La Tragédie de Carmen


“I am looking for a soldier, Don Jose?”

A review by Jess Wolfe

Asylum is a disused Grade-II listed chapel in Peckham, within easy walking distance of the Queens Road Peckham overground station. It was a little difficult to find once I was off the train as it is through a very average housing estate and then inside the Caroline Gardens complex. This was not at all where I was expecting to find an opera in an old chapel. I actually ended up going in through the back door, but I left through the front which is an impressive columned area and I don’t quite know how I missed it!

The impressive entrance leads into an equally impressive, and rather apt, space. Each ticket included a free drink with entry and there were a few options: wine, beer, water etc. The audience were then invited to take their seats; the seats are all level and the stage is rather low and some of the major action takes place on the floor, so I would recommend sitting close to the front for the best view.

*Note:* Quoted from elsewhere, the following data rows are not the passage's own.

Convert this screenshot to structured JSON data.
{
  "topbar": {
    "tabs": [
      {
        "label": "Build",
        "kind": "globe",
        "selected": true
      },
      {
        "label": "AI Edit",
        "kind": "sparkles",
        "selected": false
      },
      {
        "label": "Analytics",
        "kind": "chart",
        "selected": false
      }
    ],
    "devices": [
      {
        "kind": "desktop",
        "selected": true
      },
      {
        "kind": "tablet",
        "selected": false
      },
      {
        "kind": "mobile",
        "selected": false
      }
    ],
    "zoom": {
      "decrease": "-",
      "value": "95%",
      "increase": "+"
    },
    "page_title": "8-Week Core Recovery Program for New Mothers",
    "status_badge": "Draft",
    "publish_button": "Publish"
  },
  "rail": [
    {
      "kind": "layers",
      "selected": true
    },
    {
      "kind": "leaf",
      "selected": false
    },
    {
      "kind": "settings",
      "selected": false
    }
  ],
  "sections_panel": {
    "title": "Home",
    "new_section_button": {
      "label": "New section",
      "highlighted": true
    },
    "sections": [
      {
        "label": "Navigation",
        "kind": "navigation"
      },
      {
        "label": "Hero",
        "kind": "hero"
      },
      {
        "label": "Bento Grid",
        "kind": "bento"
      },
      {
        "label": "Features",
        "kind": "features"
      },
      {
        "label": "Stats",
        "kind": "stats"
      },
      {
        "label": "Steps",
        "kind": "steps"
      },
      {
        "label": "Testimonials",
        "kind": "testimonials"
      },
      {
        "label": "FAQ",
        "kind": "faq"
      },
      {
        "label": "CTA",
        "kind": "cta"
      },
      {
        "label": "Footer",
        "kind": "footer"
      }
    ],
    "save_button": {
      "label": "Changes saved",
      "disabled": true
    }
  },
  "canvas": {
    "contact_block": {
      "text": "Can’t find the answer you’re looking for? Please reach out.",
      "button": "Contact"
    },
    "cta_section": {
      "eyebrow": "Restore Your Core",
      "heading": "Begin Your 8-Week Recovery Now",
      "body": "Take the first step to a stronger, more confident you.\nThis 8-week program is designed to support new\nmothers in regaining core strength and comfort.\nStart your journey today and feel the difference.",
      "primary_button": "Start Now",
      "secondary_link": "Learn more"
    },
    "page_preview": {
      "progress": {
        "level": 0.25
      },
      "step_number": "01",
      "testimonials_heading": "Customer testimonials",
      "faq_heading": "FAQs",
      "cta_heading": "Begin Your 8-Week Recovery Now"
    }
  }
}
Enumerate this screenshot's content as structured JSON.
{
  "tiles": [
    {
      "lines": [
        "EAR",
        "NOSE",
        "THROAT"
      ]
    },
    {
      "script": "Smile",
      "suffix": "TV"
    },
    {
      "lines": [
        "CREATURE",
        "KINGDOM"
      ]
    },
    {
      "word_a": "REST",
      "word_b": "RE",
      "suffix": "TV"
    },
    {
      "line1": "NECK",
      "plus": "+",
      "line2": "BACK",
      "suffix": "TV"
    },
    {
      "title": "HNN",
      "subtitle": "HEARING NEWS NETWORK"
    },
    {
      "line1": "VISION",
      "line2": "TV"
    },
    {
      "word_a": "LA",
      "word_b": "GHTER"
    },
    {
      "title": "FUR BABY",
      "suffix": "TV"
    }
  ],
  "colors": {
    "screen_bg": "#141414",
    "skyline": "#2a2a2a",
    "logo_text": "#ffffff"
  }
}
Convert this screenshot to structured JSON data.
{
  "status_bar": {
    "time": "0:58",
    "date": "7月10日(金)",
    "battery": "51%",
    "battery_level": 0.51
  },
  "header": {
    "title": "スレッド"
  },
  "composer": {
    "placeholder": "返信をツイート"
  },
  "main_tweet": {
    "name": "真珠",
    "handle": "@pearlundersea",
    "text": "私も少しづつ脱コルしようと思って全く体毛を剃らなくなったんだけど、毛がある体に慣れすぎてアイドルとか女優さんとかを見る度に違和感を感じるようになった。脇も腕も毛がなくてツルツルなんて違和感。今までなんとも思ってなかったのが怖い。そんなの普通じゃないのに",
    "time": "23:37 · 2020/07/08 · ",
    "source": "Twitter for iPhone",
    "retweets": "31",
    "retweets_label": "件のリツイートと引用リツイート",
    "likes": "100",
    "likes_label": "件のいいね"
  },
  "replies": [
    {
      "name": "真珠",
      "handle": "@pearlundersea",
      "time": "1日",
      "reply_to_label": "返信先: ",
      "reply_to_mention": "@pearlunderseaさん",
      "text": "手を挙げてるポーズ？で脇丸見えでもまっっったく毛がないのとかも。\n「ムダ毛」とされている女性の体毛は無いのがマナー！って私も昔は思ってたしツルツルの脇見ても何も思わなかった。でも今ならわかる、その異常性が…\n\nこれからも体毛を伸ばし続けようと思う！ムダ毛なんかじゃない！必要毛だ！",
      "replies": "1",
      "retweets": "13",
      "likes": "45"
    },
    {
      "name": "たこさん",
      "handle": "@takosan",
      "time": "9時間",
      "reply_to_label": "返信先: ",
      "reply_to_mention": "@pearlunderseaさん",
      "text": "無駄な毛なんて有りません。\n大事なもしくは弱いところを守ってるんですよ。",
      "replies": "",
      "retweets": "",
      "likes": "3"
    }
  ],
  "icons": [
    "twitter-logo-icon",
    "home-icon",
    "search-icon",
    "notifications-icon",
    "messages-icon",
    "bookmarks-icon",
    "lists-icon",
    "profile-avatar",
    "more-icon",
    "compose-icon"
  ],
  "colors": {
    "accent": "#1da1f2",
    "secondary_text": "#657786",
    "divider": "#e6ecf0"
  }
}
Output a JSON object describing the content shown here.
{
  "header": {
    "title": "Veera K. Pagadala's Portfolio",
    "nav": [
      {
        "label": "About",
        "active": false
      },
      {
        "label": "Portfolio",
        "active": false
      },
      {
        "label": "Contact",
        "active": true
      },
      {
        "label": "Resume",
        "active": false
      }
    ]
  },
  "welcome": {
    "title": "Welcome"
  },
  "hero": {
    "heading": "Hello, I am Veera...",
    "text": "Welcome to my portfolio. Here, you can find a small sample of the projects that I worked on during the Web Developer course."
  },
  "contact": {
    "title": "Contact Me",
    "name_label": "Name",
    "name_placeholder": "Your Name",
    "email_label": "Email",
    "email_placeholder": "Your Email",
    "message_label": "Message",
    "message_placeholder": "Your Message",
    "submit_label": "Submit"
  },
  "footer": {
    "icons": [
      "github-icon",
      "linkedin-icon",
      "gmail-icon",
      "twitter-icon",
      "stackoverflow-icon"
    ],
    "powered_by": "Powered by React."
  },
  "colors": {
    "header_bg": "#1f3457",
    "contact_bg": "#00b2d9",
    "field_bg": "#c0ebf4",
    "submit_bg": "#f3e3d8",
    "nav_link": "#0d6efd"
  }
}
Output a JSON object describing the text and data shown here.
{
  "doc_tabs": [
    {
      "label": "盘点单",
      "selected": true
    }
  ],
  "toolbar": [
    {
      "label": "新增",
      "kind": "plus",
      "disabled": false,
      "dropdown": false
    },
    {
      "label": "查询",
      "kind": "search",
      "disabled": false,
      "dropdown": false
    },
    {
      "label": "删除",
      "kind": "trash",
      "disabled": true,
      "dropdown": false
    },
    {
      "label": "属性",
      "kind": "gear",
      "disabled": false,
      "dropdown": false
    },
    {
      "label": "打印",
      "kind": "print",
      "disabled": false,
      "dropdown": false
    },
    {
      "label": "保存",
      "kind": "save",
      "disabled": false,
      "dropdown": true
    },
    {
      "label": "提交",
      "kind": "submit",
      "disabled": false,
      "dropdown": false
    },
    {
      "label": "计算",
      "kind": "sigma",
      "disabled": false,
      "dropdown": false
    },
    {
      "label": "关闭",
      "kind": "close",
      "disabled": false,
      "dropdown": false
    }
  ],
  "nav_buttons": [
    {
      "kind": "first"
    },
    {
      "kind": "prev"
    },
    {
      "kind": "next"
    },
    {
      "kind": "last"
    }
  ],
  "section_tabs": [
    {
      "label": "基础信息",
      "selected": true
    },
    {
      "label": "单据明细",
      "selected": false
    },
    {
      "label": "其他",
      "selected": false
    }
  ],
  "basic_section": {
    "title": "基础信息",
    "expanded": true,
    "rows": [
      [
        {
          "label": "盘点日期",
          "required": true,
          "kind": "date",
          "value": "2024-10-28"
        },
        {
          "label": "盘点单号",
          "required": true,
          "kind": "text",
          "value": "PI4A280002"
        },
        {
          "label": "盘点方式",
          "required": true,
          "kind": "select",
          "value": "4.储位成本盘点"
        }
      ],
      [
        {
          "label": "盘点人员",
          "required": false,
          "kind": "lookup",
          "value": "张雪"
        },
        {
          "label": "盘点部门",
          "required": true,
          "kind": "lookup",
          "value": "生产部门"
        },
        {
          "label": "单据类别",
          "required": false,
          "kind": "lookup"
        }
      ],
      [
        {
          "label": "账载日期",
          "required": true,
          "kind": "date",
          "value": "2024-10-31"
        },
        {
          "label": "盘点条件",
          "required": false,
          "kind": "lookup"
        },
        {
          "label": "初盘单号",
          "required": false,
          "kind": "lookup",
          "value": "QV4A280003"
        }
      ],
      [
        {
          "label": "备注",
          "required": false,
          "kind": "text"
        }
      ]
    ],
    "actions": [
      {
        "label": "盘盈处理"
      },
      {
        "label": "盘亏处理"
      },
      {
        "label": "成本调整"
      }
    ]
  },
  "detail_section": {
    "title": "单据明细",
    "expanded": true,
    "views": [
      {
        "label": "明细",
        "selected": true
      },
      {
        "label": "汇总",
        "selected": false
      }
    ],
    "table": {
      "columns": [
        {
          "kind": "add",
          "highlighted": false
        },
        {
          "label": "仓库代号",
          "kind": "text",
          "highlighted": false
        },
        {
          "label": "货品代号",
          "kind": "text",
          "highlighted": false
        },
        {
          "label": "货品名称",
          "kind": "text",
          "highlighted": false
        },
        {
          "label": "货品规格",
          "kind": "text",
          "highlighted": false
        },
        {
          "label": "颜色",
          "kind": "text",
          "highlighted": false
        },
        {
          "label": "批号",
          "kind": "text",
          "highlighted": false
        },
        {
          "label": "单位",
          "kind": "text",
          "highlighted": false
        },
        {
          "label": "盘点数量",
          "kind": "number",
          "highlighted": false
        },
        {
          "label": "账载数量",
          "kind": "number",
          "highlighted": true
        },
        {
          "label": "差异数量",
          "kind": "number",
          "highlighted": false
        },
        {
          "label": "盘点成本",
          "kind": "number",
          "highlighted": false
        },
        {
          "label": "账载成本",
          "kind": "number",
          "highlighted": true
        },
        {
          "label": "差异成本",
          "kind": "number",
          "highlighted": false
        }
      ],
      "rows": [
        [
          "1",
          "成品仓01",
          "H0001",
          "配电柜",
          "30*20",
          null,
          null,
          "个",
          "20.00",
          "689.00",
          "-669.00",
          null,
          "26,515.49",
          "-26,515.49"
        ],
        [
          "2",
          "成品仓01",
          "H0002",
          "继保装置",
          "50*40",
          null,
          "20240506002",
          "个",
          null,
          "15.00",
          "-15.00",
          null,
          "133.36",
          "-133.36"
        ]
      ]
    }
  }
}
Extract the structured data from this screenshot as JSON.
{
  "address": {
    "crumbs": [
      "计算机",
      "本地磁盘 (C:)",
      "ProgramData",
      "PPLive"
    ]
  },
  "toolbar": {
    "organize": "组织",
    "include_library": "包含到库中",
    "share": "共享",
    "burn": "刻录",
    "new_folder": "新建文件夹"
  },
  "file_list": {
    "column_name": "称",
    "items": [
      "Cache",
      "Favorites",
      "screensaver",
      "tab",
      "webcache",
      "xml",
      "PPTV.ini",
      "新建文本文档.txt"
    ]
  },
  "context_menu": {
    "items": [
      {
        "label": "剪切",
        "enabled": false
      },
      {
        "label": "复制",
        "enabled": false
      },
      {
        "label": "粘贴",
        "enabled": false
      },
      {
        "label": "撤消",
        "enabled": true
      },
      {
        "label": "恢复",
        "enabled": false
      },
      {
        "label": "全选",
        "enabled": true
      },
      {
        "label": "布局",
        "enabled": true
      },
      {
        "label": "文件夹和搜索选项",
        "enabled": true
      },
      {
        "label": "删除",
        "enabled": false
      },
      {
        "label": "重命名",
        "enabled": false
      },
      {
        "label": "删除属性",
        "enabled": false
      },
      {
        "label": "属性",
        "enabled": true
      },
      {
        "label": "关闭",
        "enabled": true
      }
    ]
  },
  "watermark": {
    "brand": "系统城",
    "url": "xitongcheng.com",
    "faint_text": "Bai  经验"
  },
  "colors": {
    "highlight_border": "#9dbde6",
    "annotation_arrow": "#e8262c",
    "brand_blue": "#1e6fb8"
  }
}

This is not a polished opera hall with a curtain and plush seats (the word ‘disused’ is not an exaggeration); this is a crumbling, chilly (do bring a jacket), wooden-stooled chapel which is absolutely beautiful. The hall is lit by strings of fairy lights along the walls which gives the whole place a romantic air and an ambience of something amazing about to happen.

And something amazing did! La Tragedie de Carmen is probably one of the most well-known operas (if I’ve heard of it, it has to be!) and I was pleasantly surprised by how many of the songs I had heard before, such as Habanera, but never knew where they were from. This version was set against the backdrop of the Great War which fitted the space perfectly.

I didn’t entirely understand everything that was happening because it’s all sung in French but the general message of the pieces was captioned on the screen behind the performers so whilst I couldn’t follow the exact words I knew the general gist of what was happening. The singing was powerful, and incredible, enough to convey the tone of the songs without the words anyway – every time Don Jose sang I had goose bumps – and the silences and expressions of the performers were equally compelling.

The screen was also used very cleverly, allowing performances in silhouette to accompany or set up the action on the small stage at the front. They also projected some video footage from the war onto it to great effect, particularly during Escamillo’s moving rendition of the Toreador song. The entire production was unbelievably poignant for such a small space, with no real scenery and maybe three props. The singing and the performers were phenomenal, and it is quite extraordinary what the Pop Up Opera managed to accomplish.